Greetings once again, Dr. Heinrich Schadenfreude here, with another cinematic case file to discuss with you today. I am a splinter personality of Talyseon, who is a splinter personality himself, but that is another case for another time. I just like to say I am born of too much caffeine, not enough sleep, and the influence of too many psychology classes. The movies Talyseon watches don't help either. But that segues us nicely into the movie, Chronicle.
The movie is filmed in the increasingly popular Cinema Veritas style, (for examples, see Apollo 18, The Devil Inside, and Paranormal Activity) where the camera is part of the action.
Here we meet Andrew Detmer (Dane DeHaan), a troubled teen. His mother (Bo Petersen) is dying, his father (Michael Kelly) is an abusive alcoholic who takes out his rage on his son. To this end, Andrew gets a camera to record his life, perhaps with the goal of using the tapes against his father at a later date. Certainly, they would give any judge pause.
The camera serves another function for Andrew, putting a barrier between him and the world. As he navigates the maze of jerks and bullies at his high school, his reticence is understandable.
Andrew’s sole acquaintance at school is Matt Garetty (Alex Russell) a popular boy who tolerates Andrew because they are cousins. He invites Andrew to a rave, suggesting, wisely, he leave the camera behind. Andrew does not, and it causes him no small amount of conflict. But then, he is approached by Steve Montgomery (Michael B. Jordan) student body presidential candidate, to film something he and Matt have discovered. Down a sink hole, the boys encounter something…otherworldly.
Shortly thereafter, the video diary shows them experimenting with throwing balls at each other. Why becomes obvious when Andrew catches it inches from his face…with the power of his mind alone. All three boys show varying capabilities; they can use it to shield themselves from harm, to move small objects, etc. It quickly becomes evident that Andrew has far and away the best control, with fine manipulation of multiple objects. They explore their powers, bonding with one another as only true outsiders can. And their powers grow, like muscles, as they are exercised. They use them for fun, haunting a toy store, and moving people’s cars in parking lots. Andrew gains popularity with his magic act for the talent show.
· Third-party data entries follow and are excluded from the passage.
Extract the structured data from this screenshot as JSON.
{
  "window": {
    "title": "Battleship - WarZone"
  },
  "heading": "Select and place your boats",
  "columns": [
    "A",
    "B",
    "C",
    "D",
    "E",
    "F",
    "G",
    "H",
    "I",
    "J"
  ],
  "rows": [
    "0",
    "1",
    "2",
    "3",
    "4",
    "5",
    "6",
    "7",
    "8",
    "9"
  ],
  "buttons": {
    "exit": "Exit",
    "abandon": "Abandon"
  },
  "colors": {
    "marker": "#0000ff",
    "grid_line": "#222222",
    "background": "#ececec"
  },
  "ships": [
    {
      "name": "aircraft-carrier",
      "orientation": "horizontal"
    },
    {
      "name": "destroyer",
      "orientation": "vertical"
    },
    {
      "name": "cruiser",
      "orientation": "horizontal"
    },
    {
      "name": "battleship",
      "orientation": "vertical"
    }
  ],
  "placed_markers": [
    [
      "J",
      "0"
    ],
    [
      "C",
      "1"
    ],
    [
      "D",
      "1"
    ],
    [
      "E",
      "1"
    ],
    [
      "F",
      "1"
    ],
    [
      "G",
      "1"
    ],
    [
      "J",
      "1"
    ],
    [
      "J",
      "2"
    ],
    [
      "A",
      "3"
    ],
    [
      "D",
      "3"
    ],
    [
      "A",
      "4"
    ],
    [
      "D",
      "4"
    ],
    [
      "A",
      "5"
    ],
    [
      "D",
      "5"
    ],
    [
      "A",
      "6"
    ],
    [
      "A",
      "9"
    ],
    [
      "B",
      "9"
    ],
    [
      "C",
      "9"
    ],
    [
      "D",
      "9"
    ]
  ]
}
But the problem with new powers is that power corrupts… From simple pranks like turning on the leaf blower to blow up girl’s skirts, the boys have to realize it is very possible to hurt people. The problem, of course, is what happens if one of their number has a very poor locus of control, and deep seated hostility?
There is a love interest; Cassey Letter (Ashley Hinshaw). Like Andrew, she is a camera junkie. Unlike him, she is socially adept, and enjoys stringing along the too cool Matt.
One feature of the film is the rather ingenious way all action takes place on someone’s camera; Andrew’s, Cassey’s, convenience store security cameras, or police car dash cams. Another feature, and one I greatly appreciate, is the smooth motion of a camera suspended by telekinesis, or stationary mounted. There is almost no vertigo inducing shaky cam. And when the camera does move, it is…impactful.
The Cinema Veritas helps remove the feeling of disbelief, and allows us to address the issues facing our three heroes; suddenly given great power, could you honestly say you could control yourself, or would that power corrupt you? It is an intriguing question, and one that I think Josh Trank explores with some depth and sensitivity.
Part of the success of the film is that even though Richard Detmer is an abusive alcoholic, he is not an unsympathetic character. He is constrained by his own disability and its limited income, and his wife’s very expensive medications. He is a man pushed to the edge. So is his son. These very human limitations allow us to identify with them, even as they do horrible things. Because each one of us realizes, “There but for the grace of G*d go I.”
Movie Mood: Action Movie
Film Completeness: Looked complete to me.
Worst Part of this Film: Music